  8. My parents are a perfect example, After 67 years of marriage, they rarely speak to each other… My mothers once beautiful face is now knotted in to a permanent scowl. I recall the saying of staying married “for the children”… I know for a fact that it scars the children sometimes for the worse (more often than not.

  9. When, what or Why is okay(?) to get divorced?, I have watched many couples remain married even though their entire life was sad,lonely,miserable,scared,unhappy and loveless as if they were more committed to their commitment than they were to each other…?

  10. Laurie Pawlik-Kienlen

    Hi Raymond,

    Yes, I can see how it’d be difficult to talk to a stranger about your marriage — especially after infidelity! It can be embarrassing and shameful to admit you had an affair.

    I liken it to seeing a doctor. It’s uncomfortable to expose various body parts to a stranger or someone you see once a year, but that’s their job. Doctors are used to seeing all sorts of body parts in all sorts of conditions. It may be difficult for the patient, but it’s the norm for the doctor.

    Same with marriage counselors, who are usually experienced with giving love and relationship advice. It may be awkward or difficult to talk to a counselor, but it may be the healthiest thing you can do for your marriage.

    Thanks for your comment, Raymond…it got me thinking! 🙂


  11. Hi Laurie, You have written an excellent post, but I personally feel you should first, talk through your problems together.If there are still unresolved issues maybe talk to a marriage counselor, if you both agree. Many people in my experience find it difficult to talk to strangers about their most intimate problems.

    Best Wishes, Raymond

  12. The first bit of advice is to be yourself.Women like to be around a confident guy, they find them far more attractive than someone who puts on a show.

  13. Laurie Pawlik-Kienlen

    Thanks, Marriage Advice.

    Pru — I’m glad you and your wife are getting past the infidelity. It takes time, but you may have a stronger, happier marriage in the end!

  14. Thank you for writing this article about saving your marriage after infidelity. I am not ready to talk about my affair, but I might be able to in the future.

  15. I read the book Not Just Friends and found it really helpful.

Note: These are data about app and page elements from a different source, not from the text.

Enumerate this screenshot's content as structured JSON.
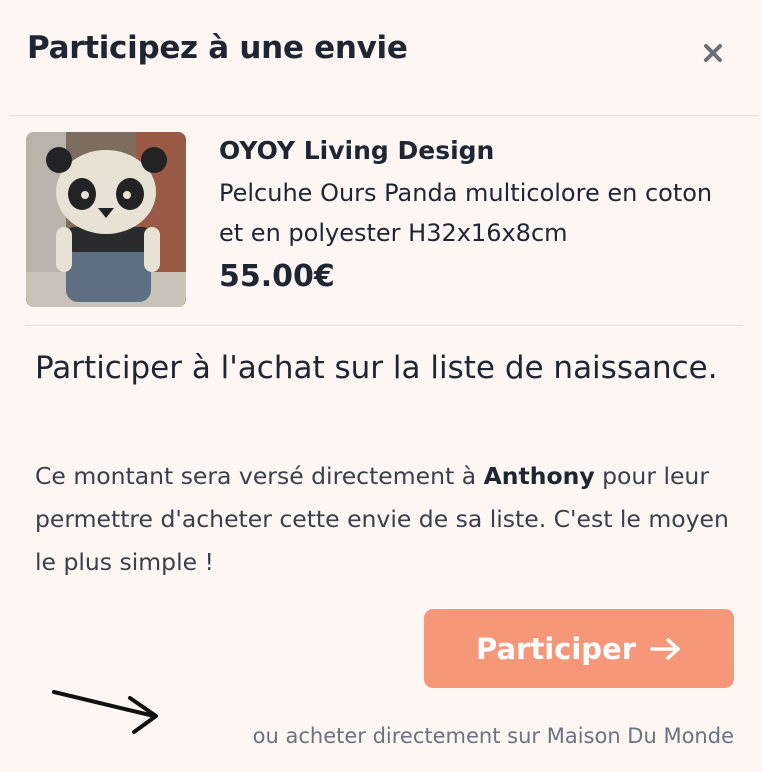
{
  "modal": {
    "title": "Participez à une envie",
    "close_icon": "close-icon"
  },
  "product": {
    "image_alt": "panda plush",
    "brand": "OYOY Living Design",
    "description": "Pelcuhe Ours Panda multicolore en coton et en polyester H32x16x8cm",
    "price": "55.00€"
  },
  "participation": {
    "title": "Participer à l'achat sur la liste de naissance.",
    "body_prefix": "Ce montant sera versé directement à ",
    "recipient": "Anthony",
    "body_suffix": " pour leur permettre d'acheter cette envie de sa liste. C'est le moyen le plus simple !",
    "button_label": "Participer",
    "button_icon": "arrow-right-icon",
    "direct_link": "ou acheter directement sur Maison Du Monde"
  },
  "colors": {
    "background": "#fdf6f3",
    "accent": "#f7977a",
    "text": "#1e2533",
    "muted": "#6b7280"
  }
}
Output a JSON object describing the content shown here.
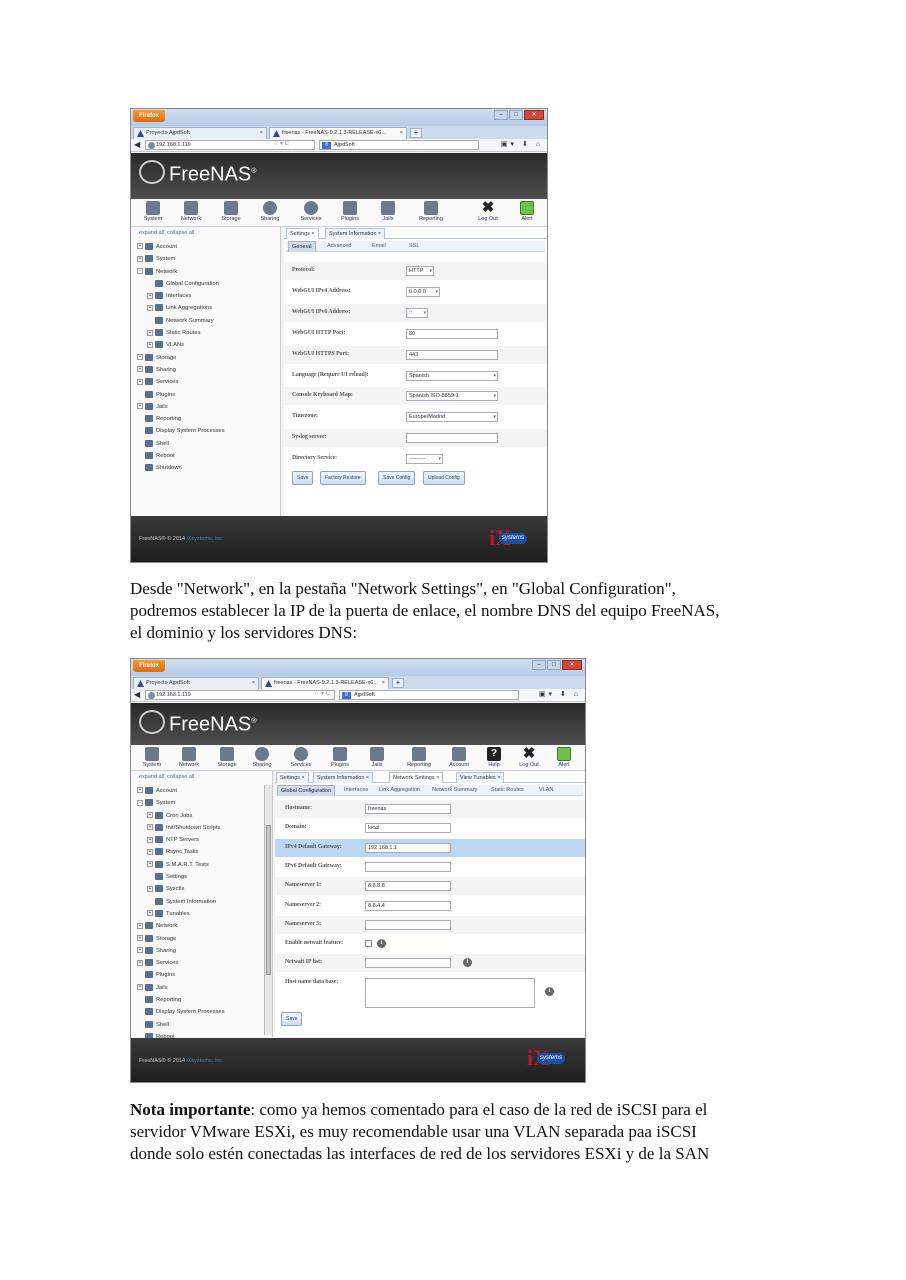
{
  "shot1": {
    "browser": {
      "app_button": "Firefox",
      "tab1": "Proyecto AjpdSoft",
      "tab2": "freenas - FreeNAS-9.2.1.3-RELEASE-x6...",
      "url": "192.168.1.119",
      "search": "AjpdSoft"
    },
    "brand": "FreeNAS",
    "toolbar": [
      "System",
      "Network",
      "Storage",
      "Sharing",
      "Services",
      "Plugins",
      "Jails",
      "Reporting",
      "Log Out",
      "Alert"
    ],
    "expand_all": "expand all",
    "collapse_all": "collapse all",
    "tree": [
      "Account",
      "System",
      "Network",
      "Global Configuration",
      "Interfaces",
      "Link Aggregations",
      "Network Summary",
      "Static Routes",
      "VLANs",
      "Storage",
      "Sharing",
      "Services",
      "Plugins",
      "Jails",
      "Reporting",
      "Display System Processes",
      "Shell",
      "Reboot",
      "Shutdown"
    ],
    "content_tabs": [
      "Settings",
      "System Information"
    ],
    "sub_tabs": [
      "General",
      "Advanced",
      "Email",
      "SSL"
    ],
    "fields": [
      {
        "label": "Protocol:",
        "value": "HTTP"
      },
      {
        "label": "WebGUI IPv4 Address:",
        "value": "0.0.0.0"
      },
      {
        "label": "WebGUI IPv6 Address:",
        "value": "::"
      },
      {
        "label": "WebGUI HTTP Port:",
        "value": "80"
      },
      {
        "label": "WebGUI HTTPS Port:",
        "value": "443"
      },
      {
        "label": "Language (Require UI reload):",
        "value": "Spanish"
      },
      {
        "label": "Console Keyboard Map:",
        "value": "Spanish ISO-8859-1"
      },
      {
        "label": "Timezone:",
        "value": "Europe/Madrid"
      },
      {
        "label": "Syslog server:",
        "value": ""
      },
      {
        "label": "Directory Service:",
        "value": "---------"
      }
    ],
    "buttons": [
      "Save",
      "Factory Restore",
      "Save Config",
      "Upload Config"
    ],
    "footer": {
      "copyright": "FreeNAS® © 2014 ",
      "company": "iXsystems, Inc."
    },
    "ix_logo": "systems"
  },
  "paragraph1": [
    "Desde \"Network\", en la pestaña \"Network Settings\", en \"Global Configuration\",",
    "podremos establecer la IP de la puerta de enlace, el nombre DNS del equipo FreeNAS,",
    "el dominio y los servidores DNS:"
  ],
  "shot2": {
    "browser": {
      "app_button": "Firefox",
      "tab1": "Proyecto AjpdSoft",
      "tab2": "freenas - FreeNAS-9.2.1.3-RELEASE-x6...",
      "url": "192.168.1.119",
      "search": "AjpdSoft"
    },
    "brand": "FreeNAS",
    "toolbar": [
      "System",
      "Network",
      "Storage",
      "Sharing",
      "Services",
      "Plugins",
      "Jails",
      "Reporting",
      "Account",
      "Help",
      "Log Out",
      "Alert"
    ],
    "expand_all": "expand all",
    "collapse_all": "collapse all",
    "tree": [
      "Account",
      "System",
      "Cron Jobs",
      "Init/Shutdown Scripts",
      "NTP Servers",
      "Rsync Tasks",
      "S.M.A.R.T. Tests",
      "Settings",
      "Sysctls",
      "System Information",
      "Tunables",
      "Network",
      "Storage",
      "Sharing",
      "Services",
      "Plugins",
      "Jails",
      "Reporting",
      "Display System Processes",
      "Shell",
      "Reboot"
    ],
    "content_tabs": [
      "Settings",
      "System Information",
      "Network Settings",
      "View Tunables"
    ],
    "sub_tabs": [
      "Global Configuration",
      "Interfaces",
      "Link Aggregation",
      "Network Summary",
      "Static Routes",
      "VLAN"
    ],
    "fields": [
      {
        "label": "Hostname:",
        "value": "freenas"
      },
      {
        "label": "Domain:",
        "value": "local"
      },
      {
        "label": "IPv4 Default Gateway:",
        "value": "192.168.1.1"
      },
      {
        "label": "IPv6 Default Gateway:",
        "value": ""
      },
      {
        "label": "Nameserver 1:",
        "value": "8.8.8.8"
      },
      {
        "label": "Nameserver 2:",
        "value": "8.8.4.4"
      },
      {
        "label": "Nameserver 3:",
        "value": ""
      },
      {
        "label": "Enable netwait feature:",
        "value": ""
      },
      {
        "label": "Netwait IP list:",
        "value": ""
      },
      {
        "label": "Host name data base:",
        "value": ""
      }
    ],
    "buttons": [
      "Save"
    ],
    "footer": {
      "copyright": "FreeNAS® © 2014 ",
      "company": "iXsystems, Inc."
    },
    "ix_logo": "systems"
  },
  "paragraph2": {
    "bold": "Nota importante",
    "line1_rest": ": como ya hemos comentado para el caso de la red de iSCSI para el",
    "line2": "servidor VMware ESXi, es muy recomendable usar una VLAN separada paa iSCSI",
    "line3": "donde solo estén conectadas las interfaces de red de los servidores ESXi y de la SAN"
  }
}
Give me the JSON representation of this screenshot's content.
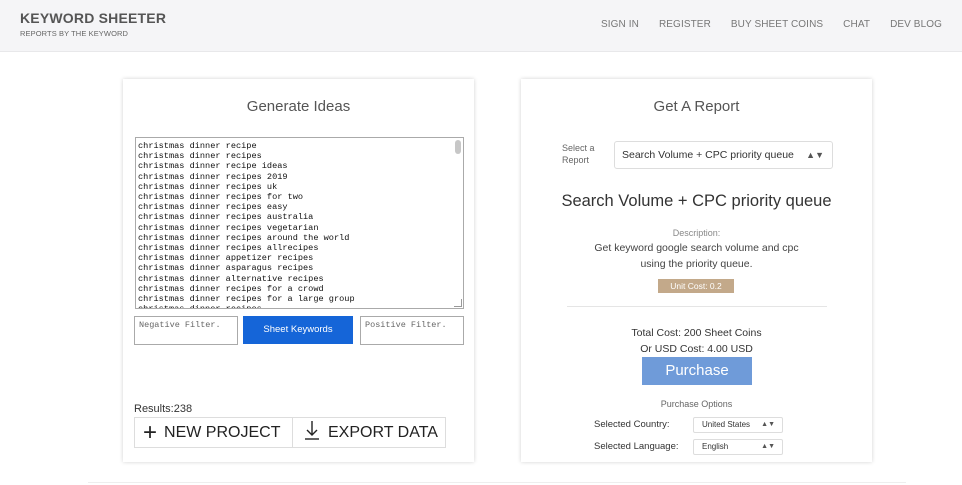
{
  "header": {
    "brand_title": "KEYWORD SHEETER",
    "brand_subtitle": "REPORTS BY THE KEYWORD",
    "nav": [
      "SIGN IN",
      "REGISTER",
      "BUY SHEET COINS",
      "CHAT",
      "DEV BLOG"
    ]
  },
  "ideas": {
    "title": "Generate Ideas",
    "keywords": [
      "christmas dinner recipe",
      "christmas dinner recipes",
      "christmas dinner recipe ideas",
      "christmas dinner recipes 2019",
      "christmas dinner recipes uk",
      "christmas dinner recipes for two",
      "christmas dinner recipes easy",
      "christmas dinner recipes australia",
      "christmas dinner recipes vegetarian",
      "christmas dinner recipes around the world",
      "christmas dinner recipes allrecipes",
      "christmas dinner appetizer recipes",
      "christmas dinner asparagus recipes",
      "christmas dinner alternative recipes",
      "christmas dinner recipes for a crowd",
      "christmas dinner recipes for a large group",
      "christmas dinner recipes"
    ],
    "negative_placeholder": "Negative Filter.",
    "positive_placeholder": "Positive Filter.",
    "sheet_button": "Sheet Keywords",
    "results": "Results:238",
    "new_project": "NEW PROJECT",
    "export_data": "EXPORT DATA"
  },
  "report": {
    "title": "Get A Report",
    "select_label": "Select a Report",
    "selected_report": "Search Volume + CPC priority queue",
    "heading": "Search Volume + CPC priority queue",
    "description_label": "Description:",
    "description": "Get keyword google search volume and cpc using the priority queue.",
    "unit_cost": "Unit Cost: 0.2",
    "total_cost": "Total Cost: 200 Sheet Coins",
    "usd_cost": "Or USD Cost: 4.00 USD",
    "purchase_button": "Purchase",
    "purchase_options": "Purchase Options",
    "country_label": "Selected Country:",
    "country_value": "United States",
    "language_label": "Selected Language:",
    "language_value": "English"
  },
  "icons": {
    "plus": "plus-icon",
    "download": "download-icon",
    "select_arrows": "updown-arrow-icon"
  }
}
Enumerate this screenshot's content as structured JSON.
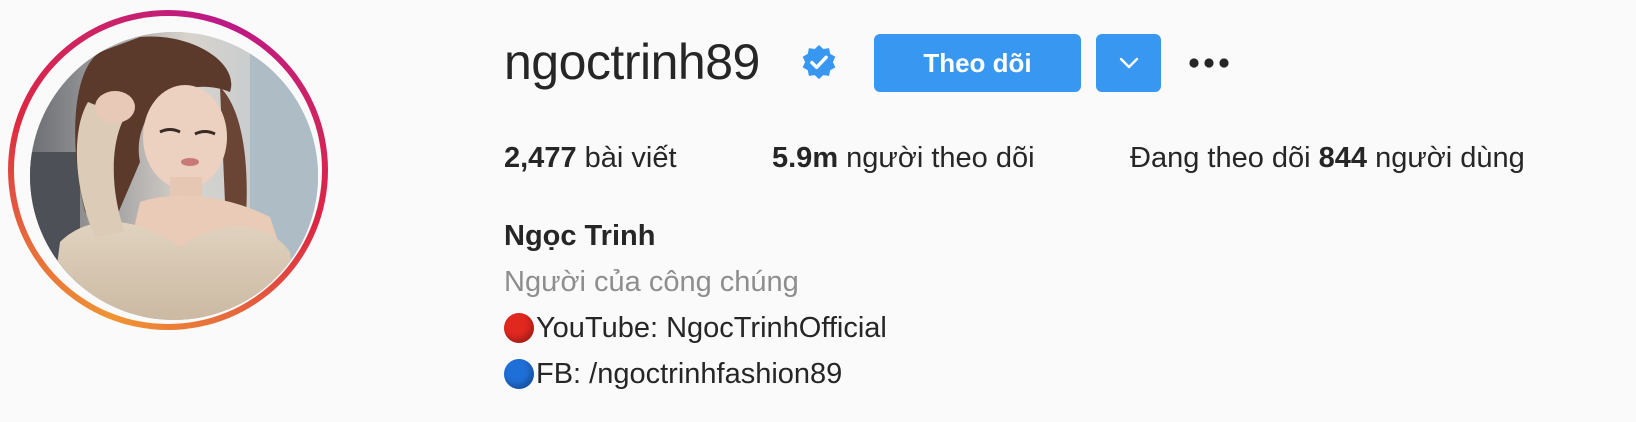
{
  "profile": {
    "username": "ngoctrinh89",
    "verified": true,
    "follow_label": "Theo dõi",
    "full_name": "Ngọc Trinh",
    "category": "Người của công chúng"
  },
  "stats": {
    "posts_count": "2,477",
    "posts_label": "bài viết",
    "followers_count": "5.9m",
    "followers_label": "người theo dõi",
    "following_prefix": "Đang theo dõi",
    "following_count": "844",
    "following_suffix": "người dùng"
  },
  "bio": [
    {
      "icon": "red-circle-icon",
      "color": "#e0281f",
      "text": "YouTube: NgocTrinhOfficial"
    },
    {
      "icon": "blue-circle-icon",
      "color": "#1f6fd8",
      "text": "FB: /ngoctrinhfashion89"
    }
  ],
  "colors": {
    "primary_button": "#3897f0",
    "verified_badge": "#3897f0",
    "secondary_text": "#8e8e8e",
    "text": "#262626",
    "background": "#fafafa"
  },
  "icons": {
    "verified": "verified-badge-icon",
    "dropdown": "chevron-down-icon",
    "more": "more-options-icon"
  }
}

My wife had an internet affair and we’re getting past it.

  16. Your blog is very helpful for those who are in marriage problem these days. Points that you have mentioned is very impressive and looks effective too.
    Thanks for sharing this blog.